Activity: Work out how many lines in the data below contain the string "JSON", and reply with that figure alone.

Dataset entries
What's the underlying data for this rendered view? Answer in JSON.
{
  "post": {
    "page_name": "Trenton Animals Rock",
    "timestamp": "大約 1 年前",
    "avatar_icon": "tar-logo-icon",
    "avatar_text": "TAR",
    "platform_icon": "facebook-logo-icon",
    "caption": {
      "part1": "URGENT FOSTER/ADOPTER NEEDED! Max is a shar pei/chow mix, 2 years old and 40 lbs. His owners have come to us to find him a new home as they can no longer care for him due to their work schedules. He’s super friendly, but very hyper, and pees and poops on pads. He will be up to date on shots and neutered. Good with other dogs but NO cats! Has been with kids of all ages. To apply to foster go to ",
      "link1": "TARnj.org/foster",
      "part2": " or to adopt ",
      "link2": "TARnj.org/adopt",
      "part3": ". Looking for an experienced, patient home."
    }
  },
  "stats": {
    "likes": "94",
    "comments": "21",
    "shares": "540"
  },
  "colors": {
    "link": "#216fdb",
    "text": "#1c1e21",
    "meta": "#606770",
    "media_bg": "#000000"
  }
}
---
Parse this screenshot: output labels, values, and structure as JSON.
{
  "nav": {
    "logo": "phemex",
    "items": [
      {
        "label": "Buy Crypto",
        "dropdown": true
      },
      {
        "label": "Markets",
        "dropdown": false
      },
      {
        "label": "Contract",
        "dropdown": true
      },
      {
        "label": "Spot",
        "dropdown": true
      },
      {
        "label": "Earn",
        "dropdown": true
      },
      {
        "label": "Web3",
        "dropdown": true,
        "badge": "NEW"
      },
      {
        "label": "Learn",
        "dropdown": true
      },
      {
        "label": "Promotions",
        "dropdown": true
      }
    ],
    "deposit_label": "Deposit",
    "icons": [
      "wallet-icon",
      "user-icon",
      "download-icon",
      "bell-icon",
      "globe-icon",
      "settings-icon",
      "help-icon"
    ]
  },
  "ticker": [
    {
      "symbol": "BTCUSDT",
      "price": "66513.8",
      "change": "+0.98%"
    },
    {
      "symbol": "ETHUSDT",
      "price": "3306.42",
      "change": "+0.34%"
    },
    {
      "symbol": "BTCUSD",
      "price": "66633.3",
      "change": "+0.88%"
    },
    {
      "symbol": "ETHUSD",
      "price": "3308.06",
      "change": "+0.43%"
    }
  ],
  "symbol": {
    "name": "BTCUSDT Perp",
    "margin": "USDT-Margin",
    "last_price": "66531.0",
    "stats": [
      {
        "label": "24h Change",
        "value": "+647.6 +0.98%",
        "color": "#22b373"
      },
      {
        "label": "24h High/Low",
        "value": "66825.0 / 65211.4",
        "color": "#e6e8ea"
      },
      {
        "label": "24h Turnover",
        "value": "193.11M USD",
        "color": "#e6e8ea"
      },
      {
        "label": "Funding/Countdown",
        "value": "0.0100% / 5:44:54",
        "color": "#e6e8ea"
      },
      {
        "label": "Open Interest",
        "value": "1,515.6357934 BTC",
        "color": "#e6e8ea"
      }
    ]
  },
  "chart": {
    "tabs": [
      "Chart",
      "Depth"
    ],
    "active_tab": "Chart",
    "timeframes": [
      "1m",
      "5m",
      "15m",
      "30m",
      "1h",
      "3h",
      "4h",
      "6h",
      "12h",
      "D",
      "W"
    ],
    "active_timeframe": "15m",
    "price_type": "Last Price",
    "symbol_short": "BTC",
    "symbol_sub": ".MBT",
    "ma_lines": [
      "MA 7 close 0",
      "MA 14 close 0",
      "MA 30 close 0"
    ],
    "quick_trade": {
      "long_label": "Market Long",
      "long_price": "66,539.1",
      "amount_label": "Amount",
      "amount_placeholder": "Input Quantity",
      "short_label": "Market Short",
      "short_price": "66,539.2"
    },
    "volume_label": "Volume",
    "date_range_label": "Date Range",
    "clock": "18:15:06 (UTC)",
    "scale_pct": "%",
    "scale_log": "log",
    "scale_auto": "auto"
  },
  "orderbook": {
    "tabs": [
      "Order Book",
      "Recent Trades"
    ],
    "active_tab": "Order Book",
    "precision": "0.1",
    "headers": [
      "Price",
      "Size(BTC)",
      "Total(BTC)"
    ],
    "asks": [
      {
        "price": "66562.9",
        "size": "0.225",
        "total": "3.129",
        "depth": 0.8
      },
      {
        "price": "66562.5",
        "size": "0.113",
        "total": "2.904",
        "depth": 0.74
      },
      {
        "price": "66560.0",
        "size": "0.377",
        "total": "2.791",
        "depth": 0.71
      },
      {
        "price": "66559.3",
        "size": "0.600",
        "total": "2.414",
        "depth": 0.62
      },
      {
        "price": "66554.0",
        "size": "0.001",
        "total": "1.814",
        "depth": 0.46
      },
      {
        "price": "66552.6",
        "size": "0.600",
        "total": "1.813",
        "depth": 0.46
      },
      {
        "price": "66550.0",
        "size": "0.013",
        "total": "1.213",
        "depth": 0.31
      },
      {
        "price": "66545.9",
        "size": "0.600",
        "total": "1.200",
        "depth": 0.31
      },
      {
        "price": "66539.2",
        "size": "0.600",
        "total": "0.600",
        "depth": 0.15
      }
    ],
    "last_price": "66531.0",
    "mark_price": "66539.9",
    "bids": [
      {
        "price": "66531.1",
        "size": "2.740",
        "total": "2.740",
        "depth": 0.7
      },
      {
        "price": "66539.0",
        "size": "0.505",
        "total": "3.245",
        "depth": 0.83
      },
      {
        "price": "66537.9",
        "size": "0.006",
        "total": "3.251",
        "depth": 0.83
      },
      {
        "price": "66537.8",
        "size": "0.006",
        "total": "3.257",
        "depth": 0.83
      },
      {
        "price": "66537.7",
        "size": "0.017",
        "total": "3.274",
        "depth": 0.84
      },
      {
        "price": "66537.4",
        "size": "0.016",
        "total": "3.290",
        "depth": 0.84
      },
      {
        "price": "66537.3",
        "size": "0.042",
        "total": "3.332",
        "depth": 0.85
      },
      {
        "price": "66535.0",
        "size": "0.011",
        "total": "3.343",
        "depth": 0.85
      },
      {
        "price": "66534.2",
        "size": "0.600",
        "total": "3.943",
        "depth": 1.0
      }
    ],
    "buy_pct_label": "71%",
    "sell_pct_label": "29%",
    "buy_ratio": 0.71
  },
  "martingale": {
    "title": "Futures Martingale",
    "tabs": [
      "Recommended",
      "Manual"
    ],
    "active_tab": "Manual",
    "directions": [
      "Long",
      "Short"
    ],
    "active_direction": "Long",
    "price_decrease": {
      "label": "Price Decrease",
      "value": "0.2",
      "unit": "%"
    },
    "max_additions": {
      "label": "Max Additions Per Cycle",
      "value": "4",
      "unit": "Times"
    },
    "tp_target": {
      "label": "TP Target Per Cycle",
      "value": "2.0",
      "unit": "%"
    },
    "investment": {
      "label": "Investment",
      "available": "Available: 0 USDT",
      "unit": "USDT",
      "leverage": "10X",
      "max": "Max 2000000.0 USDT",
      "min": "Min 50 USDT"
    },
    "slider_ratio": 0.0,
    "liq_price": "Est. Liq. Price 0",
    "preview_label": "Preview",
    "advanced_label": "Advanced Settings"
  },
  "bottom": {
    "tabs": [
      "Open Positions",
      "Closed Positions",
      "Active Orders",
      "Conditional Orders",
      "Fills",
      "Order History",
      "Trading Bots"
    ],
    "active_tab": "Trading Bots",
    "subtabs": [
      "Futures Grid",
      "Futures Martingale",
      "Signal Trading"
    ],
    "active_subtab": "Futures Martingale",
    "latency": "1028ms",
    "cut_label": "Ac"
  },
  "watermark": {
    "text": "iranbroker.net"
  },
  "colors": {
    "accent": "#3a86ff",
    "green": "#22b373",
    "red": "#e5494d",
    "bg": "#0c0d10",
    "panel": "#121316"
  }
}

Response area: 2